June 20th is World Refugee Day. This is a day dedicated to raising awareness about the plight of refugees worldwide. This year’s campaign theme is: “Take 1 minute to support a family forced to flee.”
While many people might not see the importance or urgency of helping refugees, either because they are scared or wary of them, ignorant about what causes refugee populations in the first place, or who refugees are — or merely because they cannot wrap their heads around the fact that in literally one minute, someone can lose everything and be forced to flee their home — refugee populations are in dire need of international support and protection.
Here is why we should all take one minute and observe World Refugee Day.
This year, World Refugee Day comes amid efforts by the United Nations High Commissioner for Refugees (UNHCR) to deal simultaneously with four major emergencies: in Mali, the Democratic Republic of Congo, Sudan and Syria. This is in addition to the other major refugee crises of concern to the UNHCR, in Côte d’Ivoire, Libya and Somalia, as well as the millions of other refugees from protracted conflicts, such as Iraq and Afghanistan.
Just a few weeks ago, the UN Refugee Agency launched its largest financial appeal in history to help assist the thousands of families affected by the war in Syria, and this week the agency released its “annual global trends in displacement report,” where it reported that there are now more than 45.2 million people around the world who have been displaced from their country of origin due primarily to conflict and violence. In 2012, 23,000 people per day were forced to flee their homes around the world.
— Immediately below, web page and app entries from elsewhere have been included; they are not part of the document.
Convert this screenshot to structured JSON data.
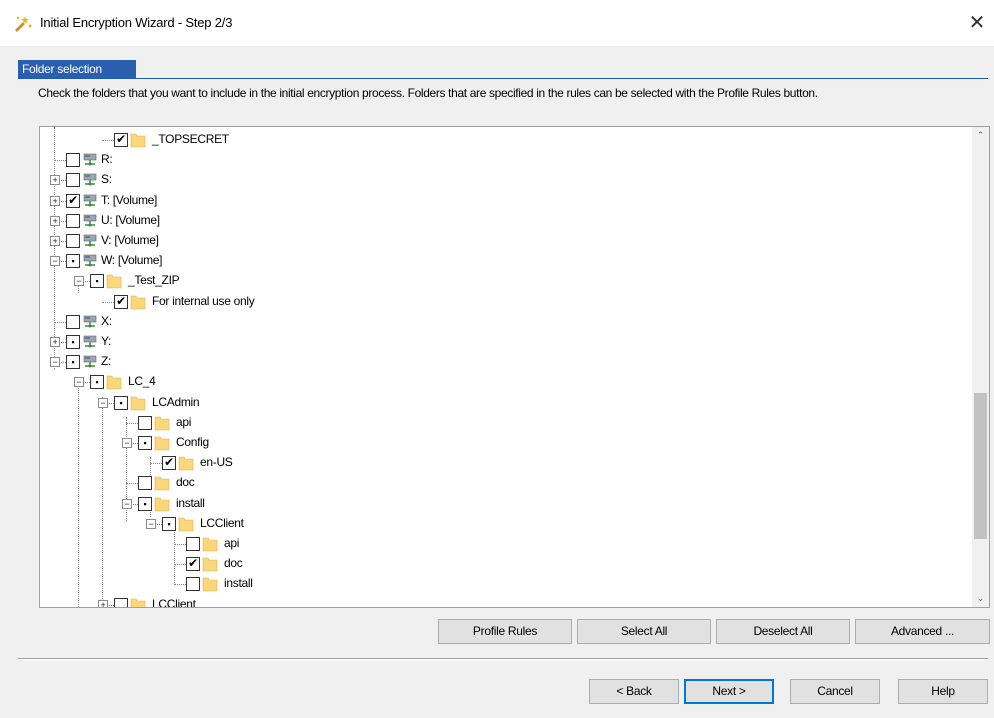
{
  "window": {
    "title": "Initial Encryption Wizard - Step 2/3",
    "close_glyph": "✕"
  },
  "section": {
    "header": "Folder selection",
    "instructions": "Check the folders that you want to include in the initial encryption process. Folders that are specified in the rules can be selected with the Profile Rules button."
  },
  "tree": {
    "items": [
      {
        "label": "_TOPSECRET",
        "state": "checked",
        "icon": "folder-icon",
        "expander": "none"
      },
      {
        "label": "R:",
        "state": "unchecked",
        "icon": "network-drive-icon",
        "expander": "none"
      },
      {
        "label": "S:",
        "state": "unchecked",
        "icon": "network-drive-icon",
        "expander": "plus"
      },
      {
        "label": "T: [Volume]",
        "state": "checked",
        "icon": "network-drive-icon",
        "expander": "plus"
      },
      {
        "label": "U: [Volume]",
        "state": "unchecked",
        "icon": "network-drive-icon",
        "expander": "plus"
      },
      {
        "label": "V: [Volume]",
        "state": "unchecked",
        "icon": "network-drive-icon",
        "expander": "plus"
      },
      {
        "label": "W: [Volume]",
        "state": "partial",
        "icon": "network-drive-icon",
        "expander": "minus"
      },
      {
        "label": "_Test_ZIP",
        "state": "partial",
        "icon": "folder-icon",
        "expander": "minus"
      },
      {
        "label": "For internal use only",
        "state": "checked",
        "icon": "folder-icon",
        "expander": "none"
      },
      {
        "label": "X:",
        "state": "unchecked",
        "icon": "network-drive-icon",
        "expander": "none"
      },
      {
        "label": "Y:",
        "state": "partial",
        "icon": "network-drive-icon",
        "expander": "plus"
      },
      {
        "label": "Z:",
        "state": "partial",
        "icon": "network-drive-icon",
        "expander": "minus"
      },
      {
        "label": "LC_4",
        "state": "partial",
        "icon": "folder-icon",
        "expander": "minus"
      },
      {
        "label": "LCAdmin",
        "state": "partial",
        "icon": "folder-icon",
        "expander": "minus"
      },
      {
        "label": "api",
        "state": "unchecked",
        "icon": "folder-icon",
        "expander": "none"
      },
      {
        "label": "Config",
        "state": "partial",
        "icon": "folder-icon",
        "expander": "minus"
      },
      {
        "label": "en-US",
        "state": "checked",
        "icon": "folder-icon",
        "expander": "none"
      },
      {
        "label": "doc",
        "state": "unchecked",
        "icon": "folder-icon",
        "expander": "none"
      },
      {
        "label": "install",
        "state": "partial",
        "icon": "folder-icon",
        "expander": "minus"
      },
      {
        "label": "LCClient",
        "state": "partial",
        "icon": "folder-icon",
        "expander": "minus"
      },
      {
        "label": "api",
        "state": "unchecked",
        "icon": "folder-icon",
        "expander": "none"
      },
      {
        "label": "doc",
        "state": "checked",
        "icon": "folder-icon",
        "expander": "none"
      },
      {
        "label": "install",
        "state": "unchecked",
        "icon": "folder-icon",
        "expander": "none"
      },
      {
        "label": "LCClient",
        "state": "unchecked",
        "icon": "folder-icon",
        "expander": "plus"
      }
    ],
    "glyphs": {
      "checked": "✔",
      "partial": "▪",
      "unchecked": "",
      "plus": "+",
      "minus": "−",
      "none": ""
    }
  },
  "scrollbar": {
    "up_glyph": "⌃",
    "down_glyph": "⌄"
  },
  "actions": {
    "profile_rules": "Profile Rules",
    "select_all": "Select All",
    "deselect_all": "Deselect All",
    "advanced": "Advanced ..."
  },
  "nav": {
    "back": "< Back",
    "next": "Next >",
    "cancel": "Cancel",
    "help": "Help"
  },
  "colors": {
    "folder": "#f9d77a",
    "section_header": "#2a5fb0"
  }
}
While the statistics are alarming, the reality on the ground is even more heart-wrenching.
Last fall I had the privilege of interning with the UNHCR in Beirut, where I worked with refugees from all around the Middle East and North Africa (MENA region.) Among these refugees were hundreds fleeing from the neighboring civil war in Syria. But I also had a chance to interact with asylum-seekers and refugees from Iraq, Sudan, Ethiopia, Egypt, Iran, Somalia, Bahrain and Turkey.
The atrocities, brutality, and challenges that refugees face on a daily basis either in the country of origin or in their host countries are mind-blowing.
Lebanon, for instance, is just one of many countries which have not signed the 1951 Convention relating to the Status of Refugees or its 1967 Protocol. Therefore, the Lebanese state does not offer asylum to asylum seekers, nor does it have any legislation or administrative practices in place to address the specific needs of asylum seekers and refugees. Consequently, if an asylum seeker enters Lebanon illegally or overstays his/her visa, they are considered to be illegal migrants, and are at risk of being fined, detained (often for a significant amount of time), and/or deported. As a result, most asylum seekers and refugees live in very difficult circumstances and struggle to meet their basic needs.
Imagine living in a foreign country with your family, not knowing the local population or customs, not being able to make a living, constantly depending on International organization for basic assistance and not knowing when or if you will ever be safe again, or what your fate is going to be.
Counselling Syrian refugees was particularly difficult, as these people were fleeing from a civil war that was happening less than 80 km away from where I was at the UNHCR offices in Beirut and they were describing the tragedy of the war in a way that no amount of articles or videos can ever quite accurately capture.
Each asylum-seeker and refugee had their own particular account of struggle and survival, each more horrifying yet oddly inspiring than the other, and from them I learned what the human consequences of war were. Having witnessed the situation, I can therefore safely say that help is desperately needed.
While the UNHCR and other international organizations, including world governments, work hard at trying to solve the problems that cause people to flee their homes in the first place, most of the solutions that are currently offered to refugees are only temporary resolutions at best, and are often not sufficient answers to their problems, and nor are they sustainable options.
The time is now to help refugees across the world. So take one minute and help spread the word, because remember, no one chooses to be a refugee.
Shereen Eldaly completed her Master’s in Public and International Affairs at the University of Montreal. She also holds a degree in Political Science and Middle Eastern Studies from McGill University. The focus of her studies and work has been conflict resolution and the Middle East. She has worked for the the United Nations High Commissioner for Refugees (UNHCR) and the Canadian NGO Canadians for Justice and Peace in the Middle East (CJPME). Follow on Twitter: @shereeneldaly